The problem - Which lines in the records below contain the word "work"? Copy each one out.

Available data -
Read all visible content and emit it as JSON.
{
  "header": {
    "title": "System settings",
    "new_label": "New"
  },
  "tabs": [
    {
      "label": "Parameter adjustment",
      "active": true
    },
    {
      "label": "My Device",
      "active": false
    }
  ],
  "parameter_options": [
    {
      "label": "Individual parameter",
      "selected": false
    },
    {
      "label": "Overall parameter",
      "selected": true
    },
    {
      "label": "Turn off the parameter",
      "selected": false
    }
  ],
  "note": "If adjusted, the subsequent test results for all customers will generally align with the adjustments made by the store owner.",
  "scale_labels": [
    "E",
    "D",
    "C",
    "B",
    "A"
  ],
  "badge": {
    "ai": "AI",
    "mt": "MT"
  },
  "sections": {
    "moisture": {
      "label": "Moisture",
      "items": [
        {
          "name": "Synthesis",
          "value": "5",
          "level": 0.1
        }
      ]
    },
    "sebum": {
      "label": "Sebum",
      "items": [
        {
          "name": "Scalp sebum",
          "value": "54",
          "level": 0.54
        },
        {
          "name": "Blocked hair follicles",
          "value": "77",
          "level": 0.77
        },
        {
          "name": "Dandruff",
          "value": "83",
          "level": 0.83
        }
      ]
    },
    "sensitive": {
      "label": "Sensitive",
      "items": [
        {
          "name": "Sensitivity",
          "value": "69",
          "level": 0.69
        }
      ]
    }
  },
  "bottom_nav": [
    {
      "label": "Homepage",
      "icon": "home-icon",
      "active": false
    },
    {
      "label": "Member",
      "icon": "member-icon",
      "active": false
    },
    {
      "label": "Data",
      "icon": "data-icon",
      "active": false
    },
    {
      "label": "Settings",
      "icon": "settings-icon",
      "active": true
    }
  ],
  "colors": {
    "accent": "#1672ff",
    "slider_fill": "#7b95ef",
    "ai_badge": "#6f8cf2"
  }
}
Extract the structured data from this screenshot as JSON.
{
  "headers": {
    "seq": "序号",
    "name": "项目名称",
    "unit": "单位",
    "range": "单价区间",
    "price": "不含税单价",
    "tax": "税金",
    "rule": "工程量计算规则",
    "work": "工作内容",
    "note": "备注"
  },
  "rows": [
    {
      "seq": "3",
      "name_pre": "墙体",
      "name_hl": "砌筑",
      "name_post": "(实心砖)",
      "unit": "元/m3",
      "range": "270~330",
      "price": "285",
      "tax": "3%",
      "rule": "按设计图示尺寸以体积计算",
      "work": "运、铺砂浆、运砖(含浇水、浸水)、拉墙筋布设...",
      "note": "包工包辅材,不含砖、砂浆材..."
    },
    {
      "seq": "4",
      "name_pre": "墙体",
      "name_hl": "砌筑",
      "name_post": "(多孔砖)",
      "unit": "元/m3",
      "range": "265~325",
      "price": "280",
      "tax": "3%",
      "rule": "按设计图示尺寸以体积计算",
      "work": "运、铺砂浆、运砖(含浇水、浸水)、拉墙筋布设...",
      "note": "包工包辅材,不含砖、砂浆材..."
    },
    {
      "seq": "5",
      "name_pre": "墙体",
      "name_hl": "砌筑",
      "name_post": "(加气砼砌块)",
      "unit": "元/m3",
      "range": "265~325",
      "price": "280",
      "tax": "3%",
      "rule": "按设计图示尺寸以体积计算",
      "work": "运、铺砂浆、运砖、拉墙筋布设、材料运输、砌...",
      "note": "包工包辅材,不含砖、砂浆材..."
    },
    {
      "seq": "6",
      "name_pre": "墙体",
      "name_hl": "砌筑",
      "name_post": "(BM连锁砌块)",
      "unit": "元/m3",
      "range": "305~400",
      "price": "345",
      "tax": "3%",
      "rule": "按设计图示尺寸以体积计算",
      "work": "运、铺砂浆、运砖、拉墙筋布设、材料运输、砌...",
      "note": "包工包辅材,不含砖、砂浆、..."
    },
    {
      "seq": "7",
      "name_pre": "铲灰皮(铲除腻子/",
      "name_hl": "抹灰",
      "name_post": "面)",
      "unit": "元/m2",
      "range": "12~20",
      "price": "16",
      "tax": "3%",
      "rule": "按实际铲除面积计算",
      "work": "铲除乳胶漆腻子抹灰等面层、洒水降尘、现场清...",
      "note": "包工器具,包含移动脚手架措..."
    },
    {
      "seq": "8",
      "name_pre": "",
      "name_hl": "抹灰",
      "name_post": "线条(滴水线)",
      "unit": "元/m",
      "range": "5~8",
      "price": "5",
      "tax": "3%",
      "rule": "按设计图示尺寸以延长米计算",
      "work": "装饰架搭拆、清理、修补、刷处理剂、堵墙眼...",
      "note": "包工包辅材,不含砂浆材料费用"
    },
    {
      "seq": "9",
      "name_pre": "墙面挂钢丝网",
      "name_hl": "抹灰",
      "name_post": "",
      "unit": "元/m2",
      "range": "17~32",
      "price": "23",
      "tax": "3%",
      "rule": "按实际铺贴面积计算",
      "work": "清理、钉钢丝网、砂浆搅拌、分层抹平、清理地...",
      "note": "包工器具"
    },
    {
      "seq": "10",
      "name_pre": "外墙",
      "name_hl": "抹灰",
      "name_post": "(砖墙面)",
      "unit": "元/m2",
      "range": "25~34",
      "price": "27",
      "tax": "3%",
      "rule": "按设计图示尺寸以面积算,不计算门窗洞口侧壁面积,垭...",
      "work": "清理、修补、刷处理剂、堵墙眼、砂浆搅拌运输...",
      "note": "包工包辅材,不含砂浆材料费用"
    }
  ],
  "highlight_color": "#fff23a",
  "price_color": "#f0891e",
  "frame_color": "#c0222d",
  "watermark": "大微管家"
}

Output of the task -
    "work": "工作内容",
      "work": "运、铺砂浆、运砖(含浇水、浸水)、拉墙筋布设...",
      "work": "运、铺砂浆、运砖(含浇水、浸水)、拉墙筋布设...",
      "work": "运、铺砂浆、运砖、拉墙筋布设、材料运输、砌...",
      "work": "运、铺砂浆、运砖、拉墙筋布设、材料运输、砌...",
      "work": "铲除乳胶漆腻子抹灰等面层、洒水降尘、现场清...",
      "work": "装饰架搭拆、清理、修补、刷处理剂、堵墙眼...",
      "work": "清理、钉钢丝网、砂浆搅拌、分层抹平、清理地...",
      "work": "清理、修补、刷处理剂、堵墙眼、砂浆搅拌运输...",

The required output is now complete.